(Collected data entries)
════════════════
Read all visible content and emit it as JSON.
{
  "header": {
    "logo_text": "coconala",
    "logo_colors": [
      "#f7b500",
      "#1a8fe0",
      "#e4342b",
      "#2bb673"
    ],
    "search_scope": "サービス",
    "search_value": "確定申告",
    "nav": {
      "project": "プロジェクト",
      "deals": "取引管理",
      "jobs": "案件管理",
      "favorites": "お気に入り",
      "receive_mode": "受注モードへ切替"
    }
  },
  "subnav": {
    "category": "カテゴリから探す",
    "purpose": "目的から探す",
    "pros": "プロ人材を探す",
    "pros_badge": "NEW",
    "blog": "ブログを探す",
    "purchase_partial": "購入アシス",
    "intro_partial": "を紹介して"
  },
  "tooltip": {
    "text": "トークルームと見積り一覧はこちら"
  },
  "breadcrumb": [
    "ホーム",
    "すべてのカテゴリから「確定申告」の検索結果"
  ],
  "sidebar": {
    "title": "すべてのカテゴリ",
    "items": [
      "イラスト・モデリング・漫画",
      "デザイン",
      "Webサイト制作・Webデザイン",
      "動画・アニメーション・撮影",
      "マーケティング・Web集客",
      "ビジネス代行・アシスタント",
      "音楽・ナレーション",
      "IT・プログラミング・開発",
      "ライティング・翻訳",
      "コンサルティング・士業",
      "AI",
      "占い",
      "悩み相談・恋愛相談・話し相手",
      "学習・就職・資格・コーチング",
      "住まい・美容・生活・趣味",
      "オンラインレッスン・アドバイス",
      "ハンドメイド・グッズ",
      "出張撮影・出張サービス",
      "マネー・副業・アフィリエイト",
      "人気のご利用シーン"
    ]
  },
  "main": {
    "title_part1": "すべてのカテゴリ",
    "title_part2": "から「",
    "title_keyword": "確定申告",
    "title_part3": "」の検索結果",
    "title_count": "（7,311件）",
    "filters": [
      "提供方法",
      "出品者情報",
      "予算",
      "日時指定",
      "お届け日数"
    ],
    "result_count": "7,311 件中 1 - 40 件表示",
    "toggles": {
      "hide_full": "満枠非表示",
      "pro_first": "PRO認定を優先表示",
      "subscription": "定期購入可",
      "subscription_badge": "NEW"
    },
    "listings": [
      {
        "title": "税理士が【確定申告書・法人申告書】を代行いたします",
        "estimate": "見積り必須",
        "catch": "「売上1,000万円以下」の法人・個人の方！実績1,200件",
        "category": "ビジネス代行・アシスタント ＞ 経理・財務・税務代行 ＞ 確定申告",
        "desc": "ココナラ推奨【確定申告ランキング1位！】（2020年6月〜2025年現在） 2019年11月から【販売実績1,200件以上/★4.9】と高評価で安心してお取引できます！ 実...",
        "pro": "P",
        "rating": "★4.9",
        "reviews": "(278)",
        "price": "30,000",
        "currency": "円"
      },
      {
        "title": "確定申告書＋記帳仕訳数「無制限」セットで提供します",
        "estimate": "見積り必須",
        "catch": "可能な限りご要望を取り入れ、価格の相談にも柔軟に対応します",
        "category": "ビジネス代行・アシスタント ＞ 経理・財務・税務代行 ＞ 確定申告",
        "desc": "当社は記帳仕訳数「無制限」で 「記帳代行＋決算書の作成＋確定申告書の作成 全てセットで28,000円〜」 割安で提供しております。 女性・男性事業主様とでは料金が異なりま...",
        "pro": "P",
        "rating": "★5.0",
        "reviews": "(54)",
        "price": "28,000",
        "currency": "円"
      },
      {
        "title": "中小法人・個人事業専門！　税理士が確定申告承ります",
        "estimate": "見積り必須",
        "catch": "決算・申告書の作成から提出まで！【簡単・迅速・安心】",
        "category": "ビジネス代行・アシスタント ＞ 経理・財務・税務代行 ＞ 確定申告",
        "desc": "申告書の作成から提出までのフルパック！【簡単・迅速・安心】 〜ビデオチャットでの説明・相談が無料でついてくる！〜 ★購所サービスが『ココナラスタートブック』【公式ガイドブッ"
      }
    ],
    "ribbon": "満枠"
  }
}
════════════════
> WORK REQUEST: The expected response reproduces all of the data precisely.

> TASK SOLUTION:
Read all visible content and emit it as JSON.
{
  "header": {
    "logo_text": "coconala",
    "logo_colors": [
      "#f7b500",
      "#1a8fe0",
      "#e4342b",
      "#2bb673"
    ],
    "search_scope": "サービス",
    "search_value": "確定申告",
    "nav": {
      "project": "プロジェクト",
      "deals": "取引管理",
      "jobs": "案件管理",
      "favorites": "お気に入り",
      "receive_mode": "受注モードへ切替"
    }
  },
  "subnav": {
    "category": "カテゴリから探す",
    "purpose": "目的から探す",
    "pros": "プロ人材を探す",
    "pros_badge": "NEW",
    "blog": "ブログを探す",
    "purchase_partial": "購入アシス",
    "intro_partial": "を紹介して"
  },
  "tooltip": {
    "text": "トークルームと見積り一覧はこちら"
  },
  "breadcrumb": [
    "ホーム",
    "すべてのカテゴリから「確定申告」の検索結果"
  ],
  "sidebar": {
    "title": "すべてのカテゴリ",
    "items": [
      "イラスト・モデリング・漫画",
      "デザイン",
      "Webサイト制作・Webデザイン",
      "動画・アニメーション・撮影",
      "マーケティング・Web集客",
      "ビジネス代行・アシスタント",
      "音楽・ナレーション",
      "IT・プログラミング・開発",
      "ライティング・翻訳",
      "コンサルティング・士業",
      "AI",
      "占い",
      "悩み相談・恋愛相談・話し相手",
      "学習・就職・資格・コーチング",
      "住まい・美容・生活・趣味",
      "オンラインレッスン・アドバイス",
      "ハンドメイド・グッズ",
      "出張撮影・出張サービス",
      "マネー・副業・アフィリエイト",
      "人気のご利用シーン"
    ]
  },
  "main": {
    "title_part1": "すべてのカテゴリ",
    "title_part2": "から「",
    "title_keyword": "確定申告",
    "title_part3": "」の検索結果",
    "title_count": "（7,311件）",
    "filters": [
      "提供方法",
      "出品者情報",
      "予算",
      "日時指定",
      "お届け日数"
    ],
    "result_count": "7,311 件中 1 - 40 件表示",
    "toggles": {
      "hide_full": "満枠非表示",
      "pro_first": "PRO認定を優先表示",
      "subscription": "定期購入可",
      "subscription_badge": "NEW"
    },
    "listings": [
      {
        "title": "税理士が【確定申告書・法人申告書】を代行いたします",
        "estimate": "見積り必須",
        "catch": "「売上1,000万円以下」の法人・個人の方！実績1,200件",
        "category": "ビジネス代行・アシスタント ＞ 経理・財務・税務代行 ＞ 確定申告",
        "desc": "ココナラ推奨【確定申告ランキング1位！】（2020年6月〜2025年現在） 2019年11月から【販売実績1,200件以上/★4.9】と高評価で安心してお取引できます！ 実...",
        "pro": "P",
        "rating": "★4.9",
        "reviews": "(278)",
        "price": "30,000",
        "currency": "円"
      },
      {
        "title": "確定申告書＋記帳仕訳数「無制限」セットで提供します",
        "estimate": "見積り必須",
        "catch": "可能な限りご要望を取り入れ、価格の相談にも柔軟に対応します",
        "category": "ビジネス代行・アシスタント ＞ 経理・財務・税務代行 ＞ 確定申告",
        "desc": "当社は記帳仕訳数「無制限」で 「記帳代行＋決算書の作成＋確定申告書の作成 全てセットで28,000円〜」 割安で提供しております。 女性・男性事業主様とでは料金が異なりま...",
        "pro": "P",
        "rating": "★5.0",
        "reviews": "(54)",
        "price": "28,000",
        "currency": "円"
      },
      {
        "title": "中小法人・個人事業専門！　税理士が確定申告承ります",
        "estimate": "見積り必須",
        "catch": "決算・申告書の作成から提出まで！【簡単・迅速・安心】",
        "category": "ビジネス代行・アシスタント ＞ 経理・財務・税務代行 ＞ 確定申告",
        "desc": "申告書の作成から提出までのフルパック！【簡単・迅速・安心】 〜ビデオチャットでの説明・相談が無料でついてくる！〜 ★購所サービスが『ココナラスタートブック』【公式ガイドブッ"
      }
    ],
    "ribbon": "満枠"
  }
}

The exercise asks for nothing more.